I am particularly excited about SVVSD’s emphasis on Design Thinking because students are given the opportunity to delve into their yellow thinking, especially in the Ideate phase. In addition, PBL (Problem Based Learning) is another way to get Conceptual thinkers fired up! Here are some additional tips for teaching to students who have a Conceptual Preference:
- Present a variety of options when thinking about the content, process and product of your unit.
- Be sure to give the “big picture” or overview of the lesson.
- Occasionally summarize throughout and at the end of the lesson. Sometimes we get caught up in the details, and the Yellow Attribute is not listening.

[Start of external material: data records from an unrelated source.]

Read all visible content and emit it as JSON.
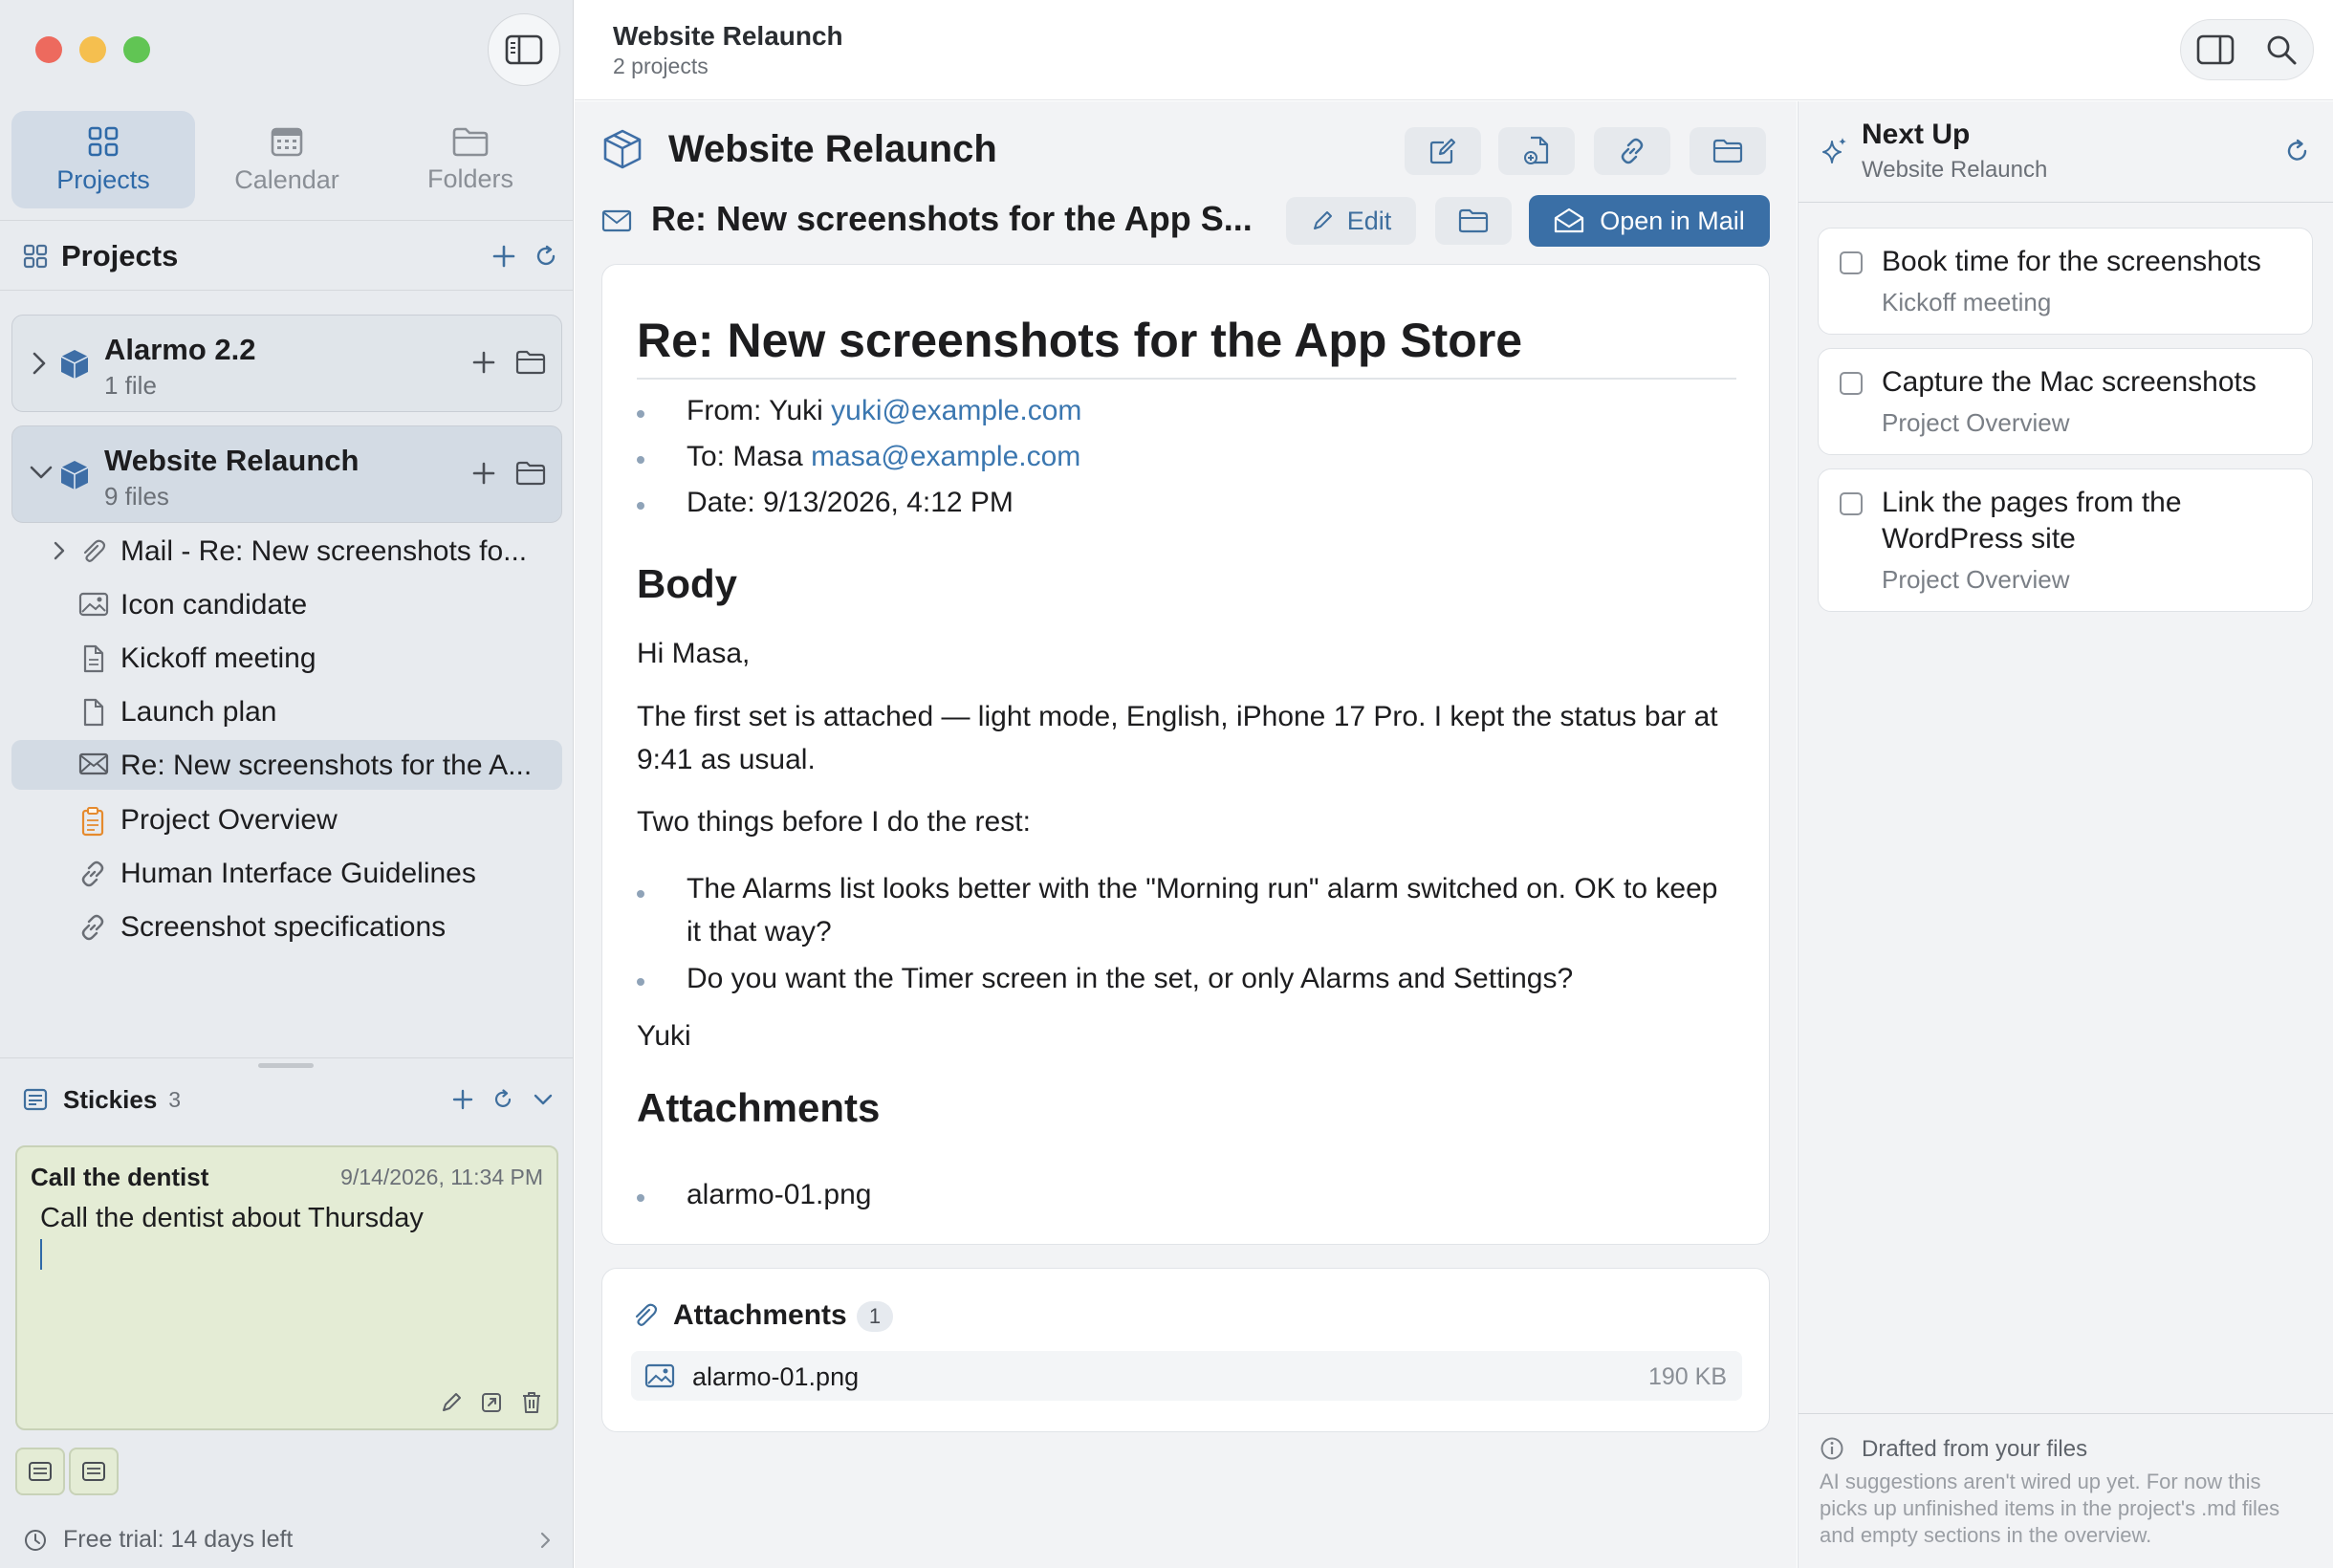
{
  "window": {
    "title": "Website Relaunch",
    "subtitle": "2 projects"
  },
  "sidebar": {
    "tabs": [
      {
        "label": "Projects",
        "icon": "grid-icon"
      },
      {
        "label": "Calendar",
        "icon": "calendar-icon"
      },
      {
        "label": "Folders",
        "icon": "folder-icon"
      }
    ],
    "section_title": "Projects",
    "projects": [
      {
        "name": "Alarmo 2.2",
        "sub": "1 file",
        "expanded": false
      },
      {
        "name": "Website Relaunch",
        "sub": "9 files",
        "expanded": true
      }
    ],
    "files": [
      {
        "label": "Mail - Re: New screenshots fo...",
        "icon": "paperclip-icon"
      },
      {
        "label": "Icon candidate",
        "icon": "image-icon"
      },
      {
        "label": "Kickoff meeting",
        "icon": "document-icon"
      },
      {
        "label": "Launch plan",
        "icon": "document-icon"
      },
      {
        "label": "Re: New screenshots for the A...",
        "icon": "envelope-icon"
      },
      {
        "label": "Project Overview",
        "icon": "clipboard-icon"
      },
      {
        "label": "Human Interface Guidelines",
        "icon": "link-icon"
      },
      {
        "label": "Screenshot specifications",
        "icon": "link-icon"
      }
    ],
    "stickies": {
      "title": "Stickies",
      "count": "3",
      "note_title": "Call the dentist",
      "note_date": "9/14/2026, 11:34 PM",
      "note_body": "Call the dentist about Thursday"
    },
    "trial": "Free trial: 14 days left"
  },
  "main": {
    "project_title": "Website Relaunch",
    "doc_title": "Re: New screenshots for the App S...",
    "edit_label": "Edit",
    "open_mail_label": "Open in Mail",
    "email": {
      "heading": "Re: New screenshots for the App Store",
      "from_label": "From: Yuki",
      "from_email": "yuki@example.com",
      "to_label": "To: Masa",
      "to_email": "masa@example.com",
      "date": "Date: 9/13/2026, 4:12 PM",
      "body_heading": "Body",
      "greeting": "Hi Masa,",
      "para1": "The first set is attached — light mode, English, iPhone 17 Pro. I kept the status bar at 9:41 as usual.",
      "para2": "Two things before I do the rest:",
      "bullet1": "The Alarms list looks better with the \"Morning run\" alarm switched on. OK to keep it that way?",
      "bullet2": "Do you want the Timer screen in the set, or only Alarms and Settings?",
      "signoff": "Yuki",
      "attach_heading": "Attachments",
      "attach_item": "alarmo-01.png"
    },
    "attachments": {
      "title": "Attachments",
      "count": "1",
      "file_name": "alarmo-01.png",
      "file_size": "190 KB"
    }
  },
  "next_up": {
    "title": "Next Up",
    "subtitle": "Website Relaunch",
    "tasks": [
      {
        "title": "Book time for the screenshots",
        "source": "Kickoff meeting"
      },
      {
        "title": "Capture the Mac screenshots",
        "source": "Project Overview"
      },
      {
        "title": "Link the pages from the WordPress site",
        "source": "Project Overview"
      }
    ],
    "footer_title": "Drafted from your files",
    "footer_text": "AI suggestions aren't wired up yet. For now this picks up unfinished items in the project's .md files and empty sections in the overview."
  },
  "colors": {
    "accent": "#2f6aa8",
    "primary_button": "#3a6fa6",
    "link": "#3b77b0",
    "sticky_bg": "#e4ecd5"
  }
}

- Provide lots of change to prevent this brain from getting bored.
- Supply written directions.
- Use as much color, metaphors and pictures as possible.
- Ask open-ended questions
What are some other ideas you have for meeting the needs of the Conceptual brain?
It can be helpful to reflect on your profile and how it has made itself apparent in your school or your workplace.
- The Analytical Attribute excels at rational thinking and focusing on what needs to get done, relying heavily on facts. It also will give short directives and will delegate certain details.
- The Structural Attribute prefers tradition and clear rules. This attribute excels at bringing order out of chaos and likes to take care of the logistics.
- The Social Attribute cares about the well-being of others, encourages collaboration and is empathic.
- The Conceptual Attribute excels at innovation, sees the big picture, looks into the future and is open to “out-of-the-box” ideas.
- A person in the first-third of Expressiveness is calm, poised and allows others to talk. A person in the third-third of expressiveness walks the halls, is loud and enjoys conversing with others.
- A person in the first third of Assertiveness likes to keep the peace and goes with the flow of the group. A person in the third third of Assertiveness is determined and decisive.
- A person in the first third of Flexibility is focused and has firm beliefs and prefers that others do things his/her way. A person in the third third of Flexibility doesn’t mind change and is open to the suggestions of others.
Whether we are teachers or administrators, it is critical that we take the time to reflect on our strengths and how we might use our preferences to drive the work we do with our colleagues and students.
Source: Work That Works by Geil Browning. John Wiley and Sons , 2018.